Collect all lines below with the string "header".

Provided entries Block Start

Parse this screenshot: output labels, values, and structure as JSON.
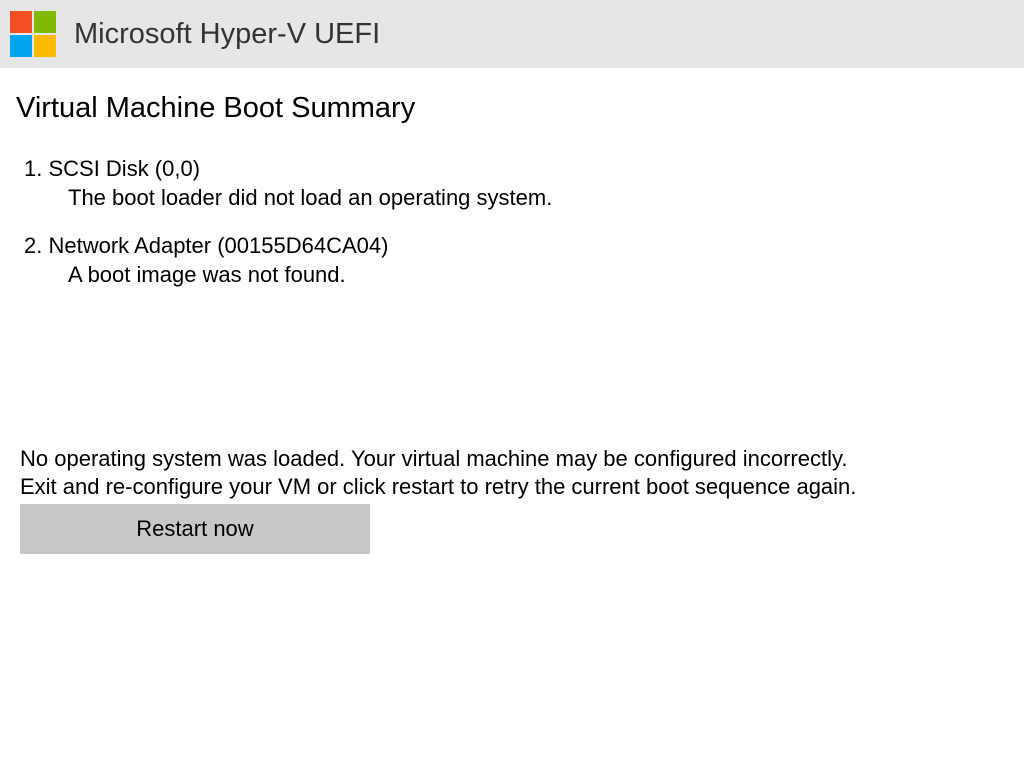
{
  "header": {
    "title": "Microsoft Hyper-V UEFI"
  },
  "page_title": "Virtual Machine Boot Summary",
  "boot_entries": [
    {
      "header": "1. SCSI Disk   (0,0)",
      "detail": "The boot loader did not load an operating system."
    },
    {
      "header": "2. Network Adapter (00155D64CA04)",
      "detail": "A boot image was not found."
    }
  ],
  "error_message_line1": "No operating system was loaded. Your virtual machine may be configured incorrectly.",
  "error_message_line2": "Exit and re-configure your VM or click restart to retry the current boot sequence again.",
  "restart_button_label": "Restart now"
}
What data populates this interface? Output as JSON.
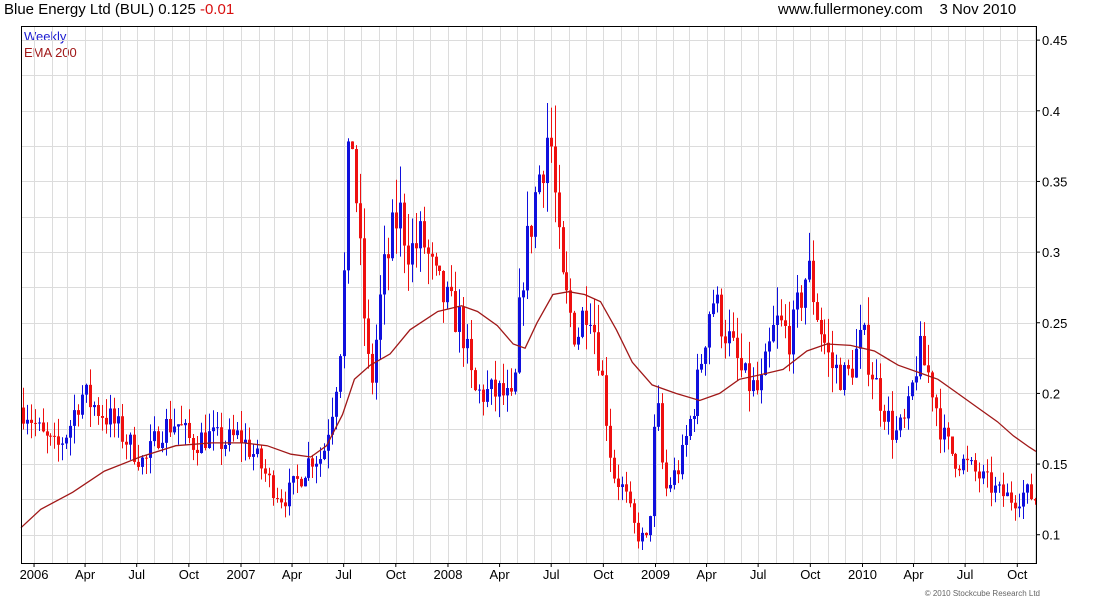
{
  "header": {
    "company": "Blue Energy Ltd (BUL)",
    "price": "0.125",
    "change": "-0.01",
    "site": "www.fullermoney.com",
    "date": "3 Nov 2010"
  },
  "legend": {
    "weekly_label": "Weekly",
    "ema_label": "EMA 200"
  },
  "copyright": "© 2010 Stockcube Research Ltd",
  "colors": {
    "up": "#1010dd",
    "down": "#ee1010",
    "ema": "#a01818",
    "grid": "#dcdcdc",
    "axis": "#000000"
  },
  "chart_data": {
    "type": "candlestick",
    "interval": "weekly",
    "ylim": [
      0.08,
      0.46
    ],
    "y_ticks": [
      "0.1",
      "0.15",
      "0.2",
      "0.25",
      "0.3",
      "0.35",
      "0.4",
      "0.45"
    ],
    "x_ticks": [
      "2006",
      "Apr",
      "Jul",
      "Oct",
      "2007",
      "Apr",
      "Jul",
      "Oct",
      "2008",
      "Apr",
      "Jul",
      "Oct",
      "2009",
      "Apr",
      "Jul",
      "Oct",
      "2010",
      "Apr",
      "Jul",
      "Oct"
    ],
    "grid": true,
    "x_start": "2005-12-09",
    "x_end": "2010-11-03",
    "close_path": [
      [
        "2005-12-16",
        0.19
      ],
      [
        "2006-01-13",
        0.17
      ],
      [
        "2006-02-10",
        0.16
      ],
      [
        "2006-03-03",
        0.175
      ],
      [
        "2006-03-24",
        0.2
      ],
      [
        "2006-04-21",
        0.19
      ],
      [
        "2006-05-19",
        0.18
      ],
      [
        "2006-06-16",
        0.165
      ],
      [
        "2006-07-14",
        0.15
      ],
      [
        "2006-08-11",
        0.175
      ],
      [
        "2006-09-08",
        0.18
      ],
      [
        "2006-10-06",
        0.165
      ],
      [
        "2006-11-03",
        0.17
      ],
      [
        "2006-12-01",
        0.165
      ],
      [
        "2006-12-29",
        0.17
      ],
      [
        "2007-01-26",
        0.155
      ],
      [
        "2007-02-23",
        0.135
      ],
      [
        "2007-03-16",
        0.125
      ],
      [
        "2007-04-13",
        0.14
      ],
      [
        "2007-05-04",
        0.155
      ],
      [
        "2007-05-25",
        0.155
      ],
      [
        "2007-06-15",
        0.2
      ],
      [
        "2007-06-29",
        0.25
      ],
      [
        "2007-07-13",
        0.4
      ],
      [
        "2007-08-03",
        0.27
      ],
      [
        "2007-08-17",
        0.2
      ],
      [
        "2007-09-07",
        0.28
      ],
      [
        "2007-10-05",
        0.33
      ],
      [
        "2007-10-26",
        0.3
      ],
      [
        "2007-11-16",
        0.31
      ],
      [
        "2007-12-07",
        0.28
      ],
      [
        "2008-01-04",
        0.26
      ],
      [
        "2008-01-25",
        0.25
      ],
      [
        "2008-02-15",
        0.2
      ],
      [
        "2008-03-14",
        0.2
      ],
      [
        "2008-04-04",
        0.2
      ],
      [
        "2008-04-25",
        0.19
      ],
      [
        "2008-05-09",
        0.28
      ],
      [
        "2008-06-06",
        0.35
      ],
      [
        "2008-06-27",
        0.39
      ],
      [
        "2008-07-18",
        0.28
      ],
      [
        "2008-08-15",
        0.24
      ],
      [
        "2008-09-05",
        0.27
      ],
      [
        "2008-09-26",
        0.22
      ],
      [
        "2008-10-17",
        0.145
      ],
      [
        "2008-11-07",
        0.13
      ],
      [
        "2008-11-28",
        0.1
      ],
      [
        "2008-12-19",
        0.095
      ],
      [
        "2009-01-02",
        0.2
      ],
      [
        "2009-01-16",
        0.13
      ],
      [
        "2009-02-13",
        0.15
      ],
      [
        "2009-03-13",
        0.2
      ],
      [
        "2009-04-10",
        0.27
      ],
      [
        "2009-05-08",
        0.24
      ],
      [
        "2009-06-05",
        0.21
      ],
      [
        "2009-07-03",
        0.2
      ],
      [
        "2009-07-31",
        0.25
      ],
      [
        "2009-08-28",
        0.24
      ],
      [
        "2009-09-25",
        0.29
      ],
      [
        "2009-10-16",
        0.25
      ],
      [
        "2009-11-06",
        0.22
      ],
      [
        "2009-12-04",
        0.21
      ],
      [
        "2010-01-01",
        0.24
      ],
      [
        "2010-01-29",
        0.2
      ],
      [
        "2010-02-26",
        0.17
      ],
      [
        "2010-03-19",
        0.18
      ],
      [
        "2010-04-09",
        0.23
      ],
      [
        "2010-04-30",
        0.21
      ],
      [
        "2010-05-21",
        0.17
      ],
      [
        "2010-06-11",
        0.155
      ],
      [
        "2010-07-02",
        0.15
      ],
      [
        "2010-07-30",
        0.14
      ],
      [
        "2010-08-27",
        0.13
      ],
      [
        "2010-09-24",
        0.125
      ],
      [
        "2010-10-15",
        0.13
      ],
      [
        "2010-11-03",
        0.125
      ]
    ],
    "ema200": [
      [
        "2005-12-09",
        0.105
      ],
      [
        "2006-01-13",
        0.118
      ],
      [
        "2006-03-10",
        0.13
      ],
      [
        "2006-05-05",
        0.145
      ],
      [
        "2006-07-07",
        0.155
      ],
      [
        "2006-09-08",
        0.163
      ],
      [
        "2006-11-10",
        0.165
      ],
      [
        "2007-01-05",
        0.165
      ],
      [
        "2007-02-16",
        0.163
      ],
      [
        "2007-03-30",
        0.157
      ],
      [
        "2007-05-04",
        0.155
      ],
      [
        "2007-06-01",
        0.163
      ],
      [
        "2007-06-29",
        0.185
      ],
      [
        "2007-07-20",
        0.21
      ],
      [
        "2007-08-17",
        0.22
      ],
      [
        "2007-09-21",
        0.228
      ],
      [
        "2007-10-26",
        0.245
      ],
      [
        "2007-12-14",
        0.258
      ],
      [
        "2008-01-25",
        0.262
      ],
      [
        "2008-02-22",
        0.258
      ],
      [
        "2008-03-28",
        0.248
      ],
      [
        "2008-04-25",
        0.235
      ],
      [
        "2008-05-16",
        0.232
      ],
      [
        "2008-06-06",
        0.25
      ],
      [
        "2008-07-04",
        0.27
      ],
      [
        "2008-08-01",
        0.272
      ],
      [
        "2008-08-29",
        0.27
      ],
      [
        "2008-09-26",
        0.265
      ],
      [
        "2008-10-24",
        0.245
      ],
      [
        "2008-11-21",
        0.222
      ],
      [
        "2008-12-26",
        0.206
      ],
      [
        "2009-02-06",
        0.2
      ],
      [
        "2009-03-20",
        0.195
      ],
      [
        "2009-04-24",
        0.2
      ],
      [
        "2009-05-29",
        0.21
      ],
      [
        "2009-07-03",
        0.213
      ],
      [
        "2009-08-14",
        0.217
      ],
      [
        "2009-09-25",
        0.23
      ],
      [
        "2009-10-30",
        0.235
      ],
      [
        "2009-12-11",
        0.234
      ],
      [
        "2010-01-22",
        0.23
      ],
      [
        "2010-03-05",
        0.22
      ],
      [
        "2010-04-16",
        0.214
      ],
      [
        "2010-05-14",
        0.21
      ],
      [
        "2010-06-18",
        0.2
      ],
      [
        "2010-07-23",
        0.19
      ],
      [
        "2010-08-27",
        0.18
      ],
      [
        "2010-09-24",
        0.17
      ],
      [
        "2010-10-22",
        0.162
      ],
      [
        "2010-11-03",
        0.159
      ]
    ]
  }
}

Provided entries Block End

• Result for this task
  "header": {
      "header": "1. SCSI Disk   (0,0)",
      "header": "2. Network Adapter (00155D64CA04)",
  "header": {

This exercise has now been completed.